With all maps and sets, map keys and set values must be immutable. Cloudstate ignores the individual mutation of the key or value (not replicated to other nodes). Furthermore, their serialized form must be stable. The Cloudstate proxy uses the serialized form of the values to track changes in the set or map. If the same value serializes to two different sets of bytes on different occasions, they will be treated as different elements in the set or map.

This is particularly relevant when using protobufs. The ordering of map entries in a serialized protobuf is undefined, and very often will be different for two equal maps. Hence, maps should never be used as keys in ORMap or as values in GSet, ORSet. For the rest of the protobuf specification, while no guarantees are made on the stability by the protobuf specification itself, the Java libraries do produce stable orderings of fields and stable output of non-map values. Care should be taken when changing the protobuf structure.

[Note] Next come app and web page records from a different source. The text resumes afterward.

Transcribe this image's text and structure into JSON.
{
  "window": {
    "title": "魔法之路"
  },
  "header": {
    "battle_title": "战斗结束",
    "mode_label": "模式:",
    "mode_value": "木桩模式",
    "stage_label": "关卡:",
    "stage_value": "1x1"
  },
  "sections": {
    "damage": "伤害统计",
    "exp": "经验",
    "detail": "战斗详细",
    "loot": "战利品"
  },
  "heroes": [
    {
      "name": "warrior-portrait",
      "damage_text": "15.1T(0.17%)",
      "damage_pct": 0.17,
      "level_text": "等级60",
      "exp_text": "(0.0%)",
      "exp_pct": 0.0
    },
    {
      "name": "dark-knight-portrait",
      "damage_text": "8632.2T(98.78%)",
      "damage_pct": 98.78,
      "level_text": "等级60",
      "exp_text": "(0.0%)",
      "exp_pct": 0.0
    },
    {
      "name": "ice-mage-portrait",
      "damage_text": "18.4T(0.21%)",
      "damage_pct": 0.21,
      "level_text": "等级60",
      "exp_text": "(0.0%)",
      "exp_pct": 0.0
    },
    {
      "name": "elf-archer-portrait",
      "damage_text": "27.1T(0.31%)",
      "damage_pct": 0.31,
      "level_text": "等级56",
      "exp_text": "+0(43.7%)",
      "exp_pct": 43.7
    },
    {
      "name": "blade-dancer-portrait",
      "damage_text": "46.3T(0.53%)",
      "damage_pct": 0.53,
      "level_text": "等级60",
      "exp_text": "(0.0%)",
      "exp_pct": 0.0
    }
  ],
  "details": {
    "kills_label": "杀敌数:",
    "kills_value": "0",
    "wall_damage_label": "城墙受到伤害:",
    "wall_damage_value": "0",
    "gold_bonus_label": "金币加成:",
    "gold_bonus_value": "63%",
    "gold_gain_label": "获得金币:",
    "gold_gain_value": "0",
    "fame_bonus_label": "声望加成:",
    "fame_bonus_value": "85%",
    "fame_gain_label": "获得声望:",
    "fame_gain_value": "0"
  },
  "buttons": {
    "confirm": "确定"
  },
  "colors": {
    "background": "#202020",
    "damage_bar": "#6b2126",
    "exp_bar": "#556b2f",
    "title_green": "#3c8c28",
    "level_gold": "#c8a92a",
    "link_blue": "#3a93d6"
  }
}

Many changes, that are backwards compatible from a protobuf standpoint, do not necessarily translate into stable serializations.

If using JSON serialization, it is recommended that you explicitly define the field ordering using Jackson’s @JsonPropertyOrder annotation, and as with protobufs, never use Map or Set in your JSON objects since the ordering of those is not stable.

Some wrapper classes are also provided for ORMap. These provide more convenient APIs for working with values of particular CRDT types. They are:


A map of LWWRegister values. This exposes the LWWRegister values as values directly in the map.


A map of PNCounter values. This exposes the current value of the PNCounters directly as values in the map, and offers increment and decrement methods to update the values.

Registering the entity

Once you’ve created your entity, you can register it with the CloudState server, by invoking the registerCrdtEntity method. In addition to passing your entity class and service descriptor, if you use protobuf for serialization and any protobuf message definitions are missing from your service descriptor (they are not declared directly in the file, nor as dependencies), then you’ll need to pass those protobuf descriptors as well.

public static void main(String... args) {
  new CloudState()